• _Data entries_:
-- -- --

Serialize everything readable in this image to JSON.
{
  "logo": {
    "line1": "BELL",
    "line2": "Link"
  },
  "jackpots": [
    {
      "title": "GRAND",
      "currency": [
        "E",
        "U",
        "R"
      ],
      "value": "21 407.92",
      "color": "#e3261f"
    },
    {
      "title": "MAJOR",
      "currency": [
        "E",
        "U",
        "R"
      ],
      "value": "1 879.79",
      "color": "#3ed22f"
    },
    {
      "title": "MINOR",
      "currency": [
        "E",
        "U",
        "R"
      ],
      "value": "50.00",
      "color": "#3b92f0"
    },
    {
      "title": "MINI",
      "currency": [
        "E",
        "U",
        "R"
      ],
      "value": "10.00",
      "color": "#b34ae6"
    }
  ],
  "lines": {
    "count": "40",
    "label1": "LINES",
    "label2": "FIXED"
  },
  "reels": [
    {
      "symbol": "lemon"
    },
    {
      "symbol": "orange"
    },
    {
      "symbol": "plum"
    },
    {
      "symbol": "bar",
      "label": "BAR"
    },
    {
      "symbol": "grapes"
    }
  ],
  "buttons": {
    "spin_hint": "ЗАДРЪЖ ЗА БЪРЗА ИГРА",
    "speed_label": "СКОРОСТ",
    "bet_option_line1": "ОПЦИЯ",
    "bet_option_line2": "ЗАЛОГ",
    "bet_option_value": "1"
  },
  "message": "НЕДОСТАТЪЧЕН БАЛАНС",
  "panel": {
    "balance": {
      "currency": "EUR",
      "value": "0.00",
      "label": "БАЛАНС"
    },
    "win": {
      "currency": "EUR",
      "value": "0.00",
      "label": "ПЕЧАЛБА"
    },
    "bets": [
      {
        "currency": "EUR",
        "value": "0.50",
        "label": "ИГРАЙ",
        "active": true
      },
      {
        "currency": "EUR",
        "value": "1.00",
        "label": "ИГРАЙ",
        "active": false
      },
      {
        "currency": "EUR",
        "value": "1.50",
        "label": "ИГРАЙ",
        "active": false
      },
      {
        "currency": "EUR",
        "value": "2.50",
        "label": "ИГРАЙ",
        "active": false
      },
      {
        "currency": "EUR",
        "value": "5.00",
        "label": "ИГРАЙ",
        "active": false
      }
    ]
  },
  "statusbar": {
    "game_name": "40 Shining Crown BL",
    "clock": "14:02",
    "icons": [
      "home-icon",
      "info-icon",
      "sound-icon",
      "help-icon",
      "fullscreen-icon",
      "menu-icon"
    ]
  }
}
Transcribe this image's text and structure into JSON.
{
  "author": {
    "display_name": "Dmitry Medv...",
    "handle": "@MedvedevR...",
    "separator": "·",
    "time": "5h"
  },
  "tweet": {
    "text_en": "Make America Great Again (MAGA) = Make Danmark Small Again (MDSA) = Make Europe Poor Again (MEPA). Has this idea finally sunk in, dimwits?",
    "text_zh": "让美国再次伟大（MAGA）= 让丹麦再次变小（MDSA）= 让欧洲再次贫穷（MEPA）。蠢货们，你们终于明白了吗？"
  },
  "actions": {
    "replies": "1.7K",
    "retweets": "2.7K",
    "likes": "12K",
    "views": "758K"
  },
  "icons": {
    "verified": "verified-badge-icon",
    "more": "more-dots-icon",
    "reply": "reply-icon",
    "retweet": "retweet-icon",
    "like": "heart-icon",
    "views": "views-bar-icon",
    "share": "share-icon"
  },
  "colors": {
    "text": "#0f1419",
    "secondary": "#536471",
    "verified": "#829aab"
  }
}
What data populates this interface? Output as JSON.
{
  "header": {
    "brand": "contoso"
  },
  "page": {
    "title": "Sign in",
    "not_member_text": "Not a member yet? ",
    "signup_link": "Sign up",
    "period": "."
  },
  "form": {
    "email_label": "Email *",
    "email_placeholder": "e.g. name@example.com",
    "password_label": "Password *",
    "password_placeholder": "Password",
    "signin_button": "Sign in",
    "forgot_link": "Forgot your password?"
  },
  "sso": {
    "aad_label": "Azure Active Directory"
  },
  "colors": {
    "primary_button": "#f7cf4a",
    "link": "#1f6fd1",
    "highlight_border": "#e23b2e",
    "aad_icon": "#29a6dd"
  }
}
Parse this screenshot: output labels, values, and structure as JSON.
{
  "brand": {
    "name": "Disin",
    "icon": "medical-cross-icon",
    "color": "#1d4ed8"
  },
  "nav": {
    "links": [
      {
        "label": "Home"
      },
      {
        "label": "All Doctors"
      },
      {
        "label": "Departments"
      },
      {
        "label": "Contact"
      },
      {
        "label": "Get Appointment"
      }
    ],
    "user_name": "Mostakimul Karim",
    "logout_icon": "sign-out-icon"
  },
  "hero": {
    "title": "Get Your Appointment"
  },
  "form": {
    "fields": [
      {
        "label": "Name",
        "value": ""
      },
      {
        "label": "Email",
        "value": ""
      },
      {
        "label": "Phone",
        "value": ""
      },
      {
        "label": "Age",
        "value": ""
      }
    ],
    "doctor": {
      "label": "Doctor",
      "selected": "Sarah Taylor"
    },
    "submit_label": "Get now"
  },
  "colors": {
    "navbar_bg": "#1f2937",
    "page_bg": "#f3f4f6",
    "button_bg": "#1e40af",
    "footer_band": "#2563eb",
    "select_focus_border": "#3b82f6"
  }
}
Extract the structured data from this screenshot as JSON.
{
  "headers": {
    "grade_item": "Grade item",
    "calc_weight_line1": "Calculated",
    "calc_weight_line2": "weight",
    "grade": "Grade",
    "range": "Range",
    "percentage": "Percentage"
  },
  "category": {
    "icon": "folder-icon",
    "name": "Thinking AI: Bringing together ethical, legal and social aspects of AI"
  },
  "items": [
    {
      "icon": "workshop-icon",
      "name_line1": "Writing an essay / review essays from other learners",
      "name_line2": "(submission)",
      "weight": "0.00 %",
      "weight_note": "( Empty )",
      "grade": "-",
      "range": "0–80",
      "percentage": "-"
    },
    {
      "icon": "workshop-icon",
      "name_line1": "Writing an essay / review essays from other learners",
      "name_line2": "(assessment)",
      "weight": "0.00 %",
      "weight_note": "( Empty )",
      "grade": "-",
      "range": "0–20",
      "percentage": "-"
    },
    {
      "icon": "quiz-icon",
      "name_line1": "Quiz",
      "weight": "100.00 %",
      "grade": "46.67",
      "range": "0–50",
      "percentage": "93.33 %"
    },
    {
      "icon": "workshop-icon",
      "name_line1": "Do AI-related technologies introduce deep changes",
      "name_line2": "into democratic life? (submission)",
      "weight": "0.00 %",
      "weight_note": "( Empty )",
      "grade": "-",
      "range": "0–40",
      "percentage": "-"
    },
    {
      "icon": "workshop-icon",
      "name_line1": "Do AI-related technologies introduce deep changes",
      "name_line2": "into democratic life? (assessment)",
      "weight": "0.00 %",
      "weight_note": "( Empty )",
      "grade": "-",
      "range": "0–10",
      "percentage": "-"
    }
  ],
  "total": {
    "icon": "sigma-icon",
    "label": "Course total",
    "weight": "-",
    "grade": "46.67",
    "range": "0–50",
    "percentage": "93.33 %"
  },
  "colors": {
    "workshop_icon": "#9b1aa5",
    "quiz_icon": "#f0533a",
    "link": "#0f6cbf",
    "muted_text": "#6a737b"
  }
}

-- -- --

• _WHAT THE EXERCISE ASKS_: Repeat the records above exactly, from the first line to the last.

• _OUTPUT BELOW_:
Serialize everything readable in this image to JSON.
{
  "logo": {
    "line1": "BELL",
    "line2": "Link"
  },
  "jackpots": [
    {
      "title": "GRAND",
      "currency": [
        "E",
        "U",
        "R"
      ],
      "value": "21 407.92",
      "color": "#e3261f"
    },
    {
      "title": "MAJOR",
      "currency": [
        "E",
        "U",
        "R"
      ],
      "value": "1 879.79",
      "color": "#3ed22f"
    },
    {
      "title": "MINOR",
      "currency": [
        "E",
        "U",
        "R"
      ],
      "value": "50.00",
      "color": "#3b92f0"
    },
    {
      "title": "MINI",
      "currency": [
        "E",
        "U",
        "R"
      ],
      "value": "10.00",
      "color": "#b34ae6"
    }
  ],
  "lines": {
    "count": "40",
    "label1": "LINES",
    "label2": "FIXED"
  },
  "reels": [
    {
      "symbol": "lemon"
    },
    {
      "symbol": "orange"
    },
    {
      "symbol": "plum"
    },
    {
      "symbol": "bar",
      "label": "BAR"
    },
    {
      "symbol": "grapes"
    }
  ],
  "buttons": {
    "spin_hint": "ЗАДРЪЖ ЗА БЪРЗА ИГРА",
    "speed_label": "СКОРОСТ",
    "bet_option_line1": "ОПЦИЯ",
    "bet_option_line2": "ЗАЛОГ",
    "bet_option_value": "1"
  },
  "message": "НЕДОСТАТЪЧЕН БАЛАНС",
  "panel": {
    "balance": {
      "currency": "EUR",
      "value": "0.00",
      "label": "БАЛАНС"
    },
    "win": {
      "currency": "EUR",
      "value": "0.00",
      "label": "ПЕЧАЛБА"
    },
    "bets": [
      {
        "currency": "EUR",
        "value": "0.50",
        "label": "ИГРАЙ",
        "active": true
      },
      {
        "currency": "EUR",
        "value": "1.00",
        "label": "ИГРАЙ",
        "active": false
      },
      {
        "currency": "EUR",
        "value": "1.50",
        "label": "ИГРАЙ",
        "active": false
      },
      {
        "currency": "EUR",
        "value": "2.50",
        "label": "ИГРАЙ",
        "active": false
      },
      {
        "currency": "EUR",
        "value": "5.00",
        "label": "ИГРАЙ",
        "active": false
      }
    ]
  },
  "statusbar": {
    "game_name": "40 Shining Crown BL",
    "clock": "14:02",
    "icons": [
      "home-icon",
      "info-icon",
      "sound-icon",
      "help-icon",
      "fullscreen-icon",
      "menu-icon"
    ]
  }
}
Transcribe this image's text and structure into JSON.
{
  "author": {
    "display_name": "Dmitry Medv...",
    "handle": "@MedvedevR...",
    "separator": "·",
    "time": "5h"
  },
  "tweet": {
    "text_en": "Make America Great Again (MAGA) = Make Danmark Small Again (MDSA) = Make Europe Poor Again (MEPA). Has this idea finally sunk in, dimwits?",
    "text_zh": "让美国再次伟大（MAGA）= 让丹麦再次变小（MDSA）= 让欧洲再次贫穷（MEPA）。蠢货们，你们终于明白了吗？"
  },
  "actions": {
    "replies": "1.7K",
    "retweets": "2.7K",
    "likes": "12K",
    "views": "758K"
  },
  "icons": {
    "verified": "verified-badge-icon",
    "more": "more-dots-icon",
    "reply": "reply-icon",
    "retweet": "retweet-icon",
    "like": "heart-icon",
    "views": "views-bar-icon",
    "share": "share-icon"
  },
  "colors": {
    "text": "#0f1419",
    "secondary": "#536471",
    "verified": "#829aab"
  }
}
What data populates this interface? Output as JSON.
{
  "header": {
    "brand": "contoso"
  },
  "page": {
    "title": "Sign in",
    "not_member_text": "Not a member yet? ",
    "signup_link": "Sign up",
    "period": "."
  },
  "form": {
    "email_label": "Email *",
    "email_placeholder": "e.g. name@example.com",
    "password_label": "Password *",
    "password_placeholder": "Password",
    "signin_button": "Sign in",
    "forgot_link": "Forgot your password?"
  },
  "sso": {
    "aad_label": "Azure Active Directory"
  },
  "colors": {
    "primary_button": "#f7cf4a",
    "link": "#1f6fd1",
    "highlight_border": "#e23b2e",
    "aad_icon": "#29a6dd"
  }
}
Parse this screenshot: output labels, values, and structure as JSON.
{
  "brand": {
    "name": "Disin",
    "icon": "medical-cross-icon",
    "color": "#1d4ed8"
  },
  "nav": {
    "links": [
      {
        "label": "Home"
      },
      {
        "label": "All Doctors"
      },
      {
        "label": "Departments"
      },
      {
        "label": "Contact"
      },
      {
        "label": "Get Appointment"
      }
    ],
    "user_name": "Mostakimul Karim",
    "logout_icon": "sign-out-icon"
  },
  "hero": {
    "title": "Get Your Appointment"
  },
  "form": {
    "fields": [
      {
        "label": "Name",
        "value": ""
      },
      {
        "label": "Email",
        "value": ""
      },
      {
        "label": "Phone",
        "value": ""
      },
      {
        "label": "Age",
        "value": ""
      }
    ],
    "doctor": {
      "label": "Doctor",
      "selected": "Sarah Taylor"
    },
    "submit_label": "Get now"
  },
  "colors": {
    "navbar_bg": "#1f2937",
    "page_bg": "#f3f4f6",
    "button_bg": "#1e40af",
    "footer_band": "#2563eb",
    "select_focus_border": "#3b82f6"
  }
}
Extract the structured data from this screenshot as JSON.
{
  "headers": {
    "grade_item": "Grade item",
    "calc_weight_line1": "Calculated",
    "calc_weight_line2": "weight",
    "grade": "Grade",
    "range": "Range",
    "percentage": "Percentage"
  },
  "category": {
    "icon": "folder-icon",
    "name": "Thinking AI: Bringing together ethical, legal and social aspects of AI"
  },
  "items": [
    {
      "icon": "workshop-icon",
      "name_line1": "Writing an essay / review essays from other learners",
      "name_line2": "(submission)",
      "weight": "0.00 %",
      "weight_note": "( Empty )",
      "grade": "-",
      "range": "0–80",
      "percentage": "-"
    },
    {
      "icon": "workshop-icon",
      "name_line1": "Writing an essay / review essays from other learners",
      "name_line2": "(assessment)",
      "weight": "0.00 %",
      "weight_note": "( Empty )",
      "grade": "-",
      "range": "0–20",
      "percentage": "-"
    },
    {
      "icon": "quiz-icon",
      "name_line1": "Quiz",
      "weight": "100.00 %",
      "grade": "46.67",
      "range": "0–50",
      "percentage": "93.33 %"
    },
    {
      "icon": "workshop-icon",
      "name_line1": "Do AI-related technologies introduce deep changes",
      "name_line2": "into democratic life? (submission)",
      "weight": "0.00 %",
      "weight_note": "( Empty )",
      "grade": "-",
      "range": "0–40",
      "percentage": "-"
    },
    {
      "icon": "workshop-icon",
      "name_line1": "Do AI-related technologies introduce deep changes",
      "name_line2": "into democratic life? (assessment)",
      "weight": "0.00 %",
      "weight_note": "( Empty )",
      "grade": "-",
      "range": "0–10",
      "percentage": "-"
    }
  ],
  "total": {
    "icon": "sigma-icon",
    "label": "Course total",
    "weight": "-",
    "grade": "46.67",
    "range": "0–50",
    "percentage": "93.33 %"
  },
  "colors": {
    "workshop_icon": "#9b1aa5",
    "quiz_icon": "#f0533a",
    "link": "#0f6cbf",
    "muted_text": "#6a737b"
  }
}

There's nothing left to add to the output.